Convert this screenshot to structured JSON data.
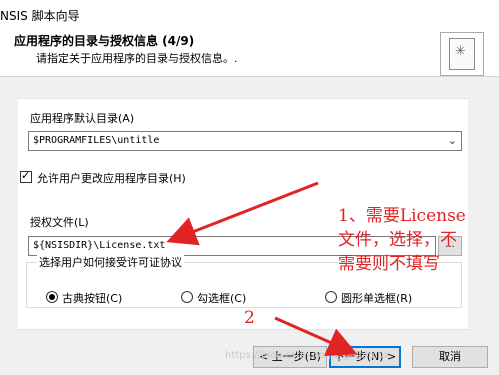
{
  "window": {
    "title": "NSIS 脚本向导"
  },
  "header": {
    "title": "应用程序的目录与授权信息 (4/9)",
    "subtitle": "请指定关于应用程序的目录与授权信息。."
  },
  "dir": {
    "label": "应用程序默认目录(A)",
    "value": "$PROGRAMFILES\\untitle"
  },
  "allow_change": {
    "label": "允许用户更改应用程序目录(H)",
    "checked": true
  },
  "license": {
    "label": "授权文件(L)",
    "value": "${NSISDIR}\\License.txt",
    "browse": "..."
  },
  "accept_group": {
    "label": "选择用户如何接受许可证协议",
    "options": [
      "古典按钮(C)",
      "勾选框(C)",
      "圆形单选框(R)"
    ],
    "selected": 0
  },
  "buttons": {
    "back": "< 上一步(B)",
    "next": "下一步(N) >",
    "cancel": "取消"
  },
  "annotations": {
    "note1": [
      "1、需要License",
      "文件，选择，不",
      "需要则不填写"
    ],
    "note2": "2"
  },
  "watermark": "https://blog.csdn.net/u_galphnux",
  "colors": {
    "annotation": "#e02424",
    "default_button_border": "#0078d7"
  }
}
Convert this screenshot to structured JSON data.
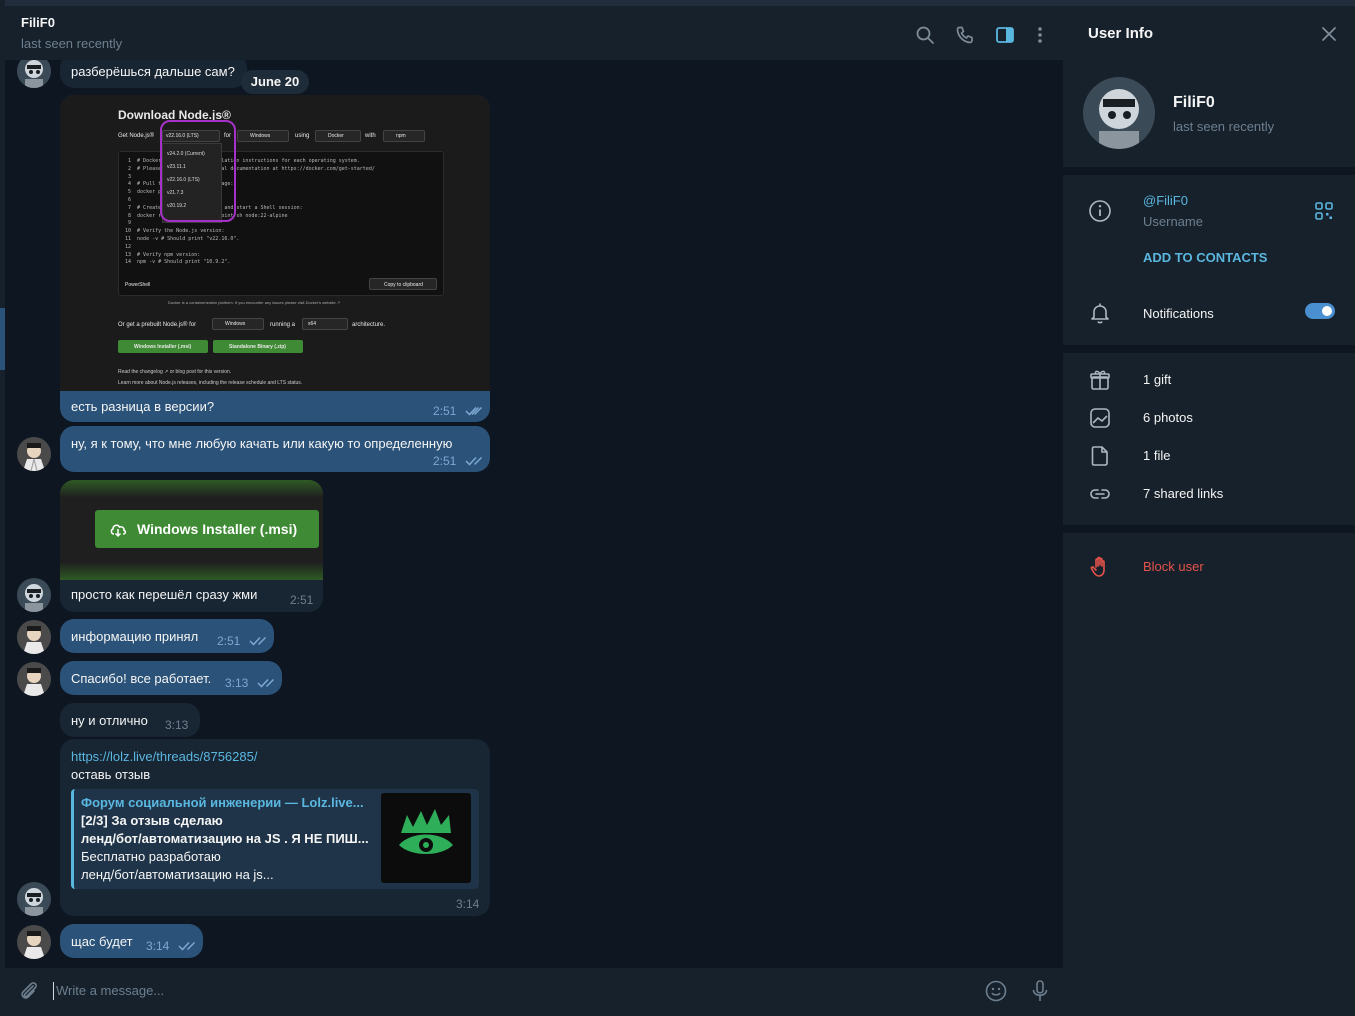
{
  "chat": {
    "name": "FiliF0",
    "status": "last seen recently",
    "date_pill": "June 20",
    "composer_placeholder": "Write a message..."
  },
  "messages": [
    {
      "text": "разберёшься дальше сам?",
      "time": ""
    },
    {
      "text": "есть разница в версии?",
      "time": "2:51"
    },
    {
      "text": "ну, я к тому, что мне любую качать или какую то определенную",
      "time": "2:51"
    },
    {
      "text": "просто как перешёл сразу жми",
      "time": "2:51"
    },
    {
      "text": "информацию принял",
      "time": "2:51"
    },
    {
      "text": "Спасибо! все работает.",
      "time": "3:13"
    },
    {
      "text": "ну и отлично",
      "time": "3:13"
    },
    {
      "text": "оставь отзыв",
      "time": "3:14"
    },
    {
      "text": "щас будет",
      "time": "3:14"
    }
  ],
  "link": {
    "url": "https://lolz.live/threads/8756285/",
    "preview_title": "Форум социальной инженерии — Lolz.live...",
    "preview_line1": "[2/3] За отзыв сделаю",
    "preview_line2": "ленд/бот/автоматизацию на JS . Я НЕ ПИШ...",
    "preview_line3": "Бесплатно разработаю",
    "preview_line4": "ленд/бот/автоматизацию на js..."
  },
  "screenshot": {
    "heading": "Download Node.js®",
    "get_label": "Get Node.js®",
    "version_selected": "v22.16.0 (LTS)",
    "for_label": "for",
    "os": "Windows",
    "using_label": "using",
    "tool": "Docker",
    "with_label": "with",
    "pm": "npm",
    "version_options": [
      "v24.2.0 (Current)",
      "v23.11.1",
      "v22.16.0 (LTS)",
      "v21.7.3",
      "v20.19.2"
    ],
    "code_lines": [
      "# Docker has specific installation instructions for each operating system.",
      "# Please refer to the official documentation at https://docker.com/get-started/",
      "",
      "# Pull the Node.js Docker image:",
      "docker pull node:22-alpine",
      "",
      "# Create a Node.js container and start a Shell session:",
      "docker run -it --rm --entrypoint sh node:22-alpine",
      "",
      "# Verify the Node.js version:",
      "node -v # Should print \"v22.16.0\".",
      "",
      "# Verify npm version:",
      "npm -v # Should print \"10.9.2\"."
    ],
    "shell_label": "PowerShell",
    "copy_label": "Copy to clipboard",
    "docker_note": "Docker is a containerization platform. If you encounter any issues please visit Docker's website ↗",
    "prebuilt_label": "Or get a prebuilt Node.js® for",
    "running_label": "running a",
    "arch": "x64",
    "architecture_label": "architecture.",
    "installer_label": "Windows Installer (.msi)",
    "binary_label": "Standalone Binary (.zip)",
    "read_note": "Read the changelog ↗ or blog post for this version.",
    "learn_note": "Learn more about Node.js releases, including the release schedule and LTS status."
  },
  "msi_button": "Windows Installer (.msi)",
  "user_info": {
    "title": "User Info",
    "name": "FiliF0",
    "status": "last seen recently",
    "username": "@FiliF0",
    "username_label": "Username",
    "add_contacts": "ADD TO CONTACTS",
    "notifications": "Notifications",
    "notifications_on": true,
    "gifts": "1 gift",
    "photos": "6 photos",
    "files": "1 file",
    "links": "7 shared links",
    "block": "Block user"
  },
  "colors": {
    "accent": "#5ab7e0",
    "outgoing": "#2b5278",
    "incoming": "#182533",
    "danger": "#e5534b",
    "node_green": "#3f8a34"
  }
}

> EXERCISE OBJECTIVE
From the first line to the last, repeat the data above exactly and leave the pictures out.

> SOLUTION
Convert this screenshot to structured JSON data.
{
  "window": {
    "title": "NSIS 脚本向导"
  },
  "header": {
    "title": "应用程序的目录与授权信息 (4/9)",
    "subtitle": "请指定关于应用程序的目录与授权信息。."
  },
  "dir": {
    "label": "应用程序默认目录(A)",
    "value": "$PROGRAMFILES\\untitle"
  },
  "allow_change": {
    "label": "允许用户更改应用程序目录(H)",
    "checked": true
  },
  "license": {
    "label": "授权文件(L)",
    "value": "${NSISDIR}\\License.txt",
    "browse": "..."
  },
  "accept_group": {
    "label": "选择用户如何接受许可证协议",
    "options": [
      "古典按钮(C)",
      "勾选框(C)",
      "圆形单选框(R)"
    ],
    "selected": 0
  },
  "buttons": {
    "back": "< 上一步(B)",
    "next": "下一步(N) >",
    "cancel": "取消"
  },
  "annotations": {
    "note1": [
      "1、需要License",
      "文件，选择，不",
      "需要则不填写"
    ],
    "note2": "2"
  },
  "watermark": "https://blog.csdn.net/u_galphnux",
  "colors": {
    "annotation": "#e02424",
    "default_button_border": "#0078d7"
  }
}
Convert this screenshot to structured JSON data.
{
  "chat": {
    "name": "FiliF0",
    "status": "last seen recently",
    "date_pill": "June 20",
    "composer_placeholder": "Write a message..."
  },
  "messages": [
    {
      "text": "разберёшься дальше сам?",
      "time": ""
    },
    {
      "text": "есть разница в версии?",
      "time": "2:51"
    },
    {
      "text": "ну, я к тому, что мне любую качать или какую то определенную",
      "time": "2:51"
    },
    {
      "text": "просто как перешёл сразу жми",
      "time": "2:51"
    },
    {
      "text": "информацию принял",
      "time": "2:51"
    },
    {
      "text": "Спасибо! все работает.",
      "time": "3:13"
    },
    {
      "text": "ну и отлично",
      "time": "3:13"
    },
    {
      "text": "оставь отзыв",
      "time": "3:14"
    },
    {
      "text": "щас будет",
      "time": "3:14"
    }
  ],
  "link": {
    "url": "https://lolz.live/threads/8756285/",
    "preview_title": "Форум социальной инженерии — Lolz.live...",
    "preview_line1": "[2/3] За отзыв сделаю",
    "preview_line2": "ленд/бот/автоматизацию на JS . Я НЕ ПИШ...",
    "preview_line3": "Бесплатно разработаю",
    "preview_line4": "ленд/бот/автоматизацию на js..."
  },
  "screenshot": {
    "heading": "Download Node.js®",
    "get_label": "Get Node.js®",
    "version_selected": "v22.16.0 (LTS)",
    "for_label": "for",
    "os": "Windows",
    "using_label": "using",
    "tool": "Docker",
    "with_label": "with",
    "pm": "npm",
    "version_options": [
      "v24.2.0 (Current)",
      "v23.11.1",
      "v22.16.0 (LTS)",
      "v21.7.3",
      "v20.19.2"
    ],
    "code_lines": [
      "# Docker has specific installation instructions for each operating system.",
      "# Please refer to the official documentation at https://docker.com/get-started/",
      "",
      "# Pull the Node.js Docker image:",
      "docker pull node:22-alpine",
      "",
      "# Create a Node.js container and start a Shell session:",
      "docker run -it --rm --entrypoint sh node:22-alpine",
      "",
      "# Verify the Node.js version:",
      "node -v # Should print \"v22.16.0\".",
      "",
      "# Verify npm version:",
      "npm -v # Should print \"10.9.2\"."
    ],
    "shell_label": "PowerShell",
    "copy_label": "Copy to clipboard",
    "docker_note": "Docker is a containerization platform. If you encounter any issues please visit Docker's website ↗",
    "prebuilt_label": "Or get a prebuilt Node.js® for",
    "running_label": "running a",
    "arch": "x64",
    "architecture_label": "architecture.",
    "installer_label": "Windows Installer (.msi)",
    "binary_label": "Standalone Binary (.zip)",
    "read_note": "Read the changelog ↗ or blog post for this version.",
    "learn_note": "Learn more about Node.js releases, including the release schedule and LTS status."
  },
  "msi_button": "Windows Installer (.msi)",
  "user_info": {
    "title": "User Info",
    "name": "FiliF0",
    "status": "last seen recently",
    "username": "@FiliF0",
    "username_label": "Username",
    "add_contacts": "ADD TO CONTACTS",
    "notifications": "Notifications",
    "notifications_on": true,
    "gifts": "1 gift",
    "photos": "6 photos",
    "files": "1 file",
    "links": "7 shared links",
    "block": "Block user"
  },
  "colors": {
    "accent": "#5ab7e0",
    "outgoing": "#2b5278",
    "incoming": "#182533",
    "danger": "#e5534b",
    "node_green": "#3f8a34"
  }
}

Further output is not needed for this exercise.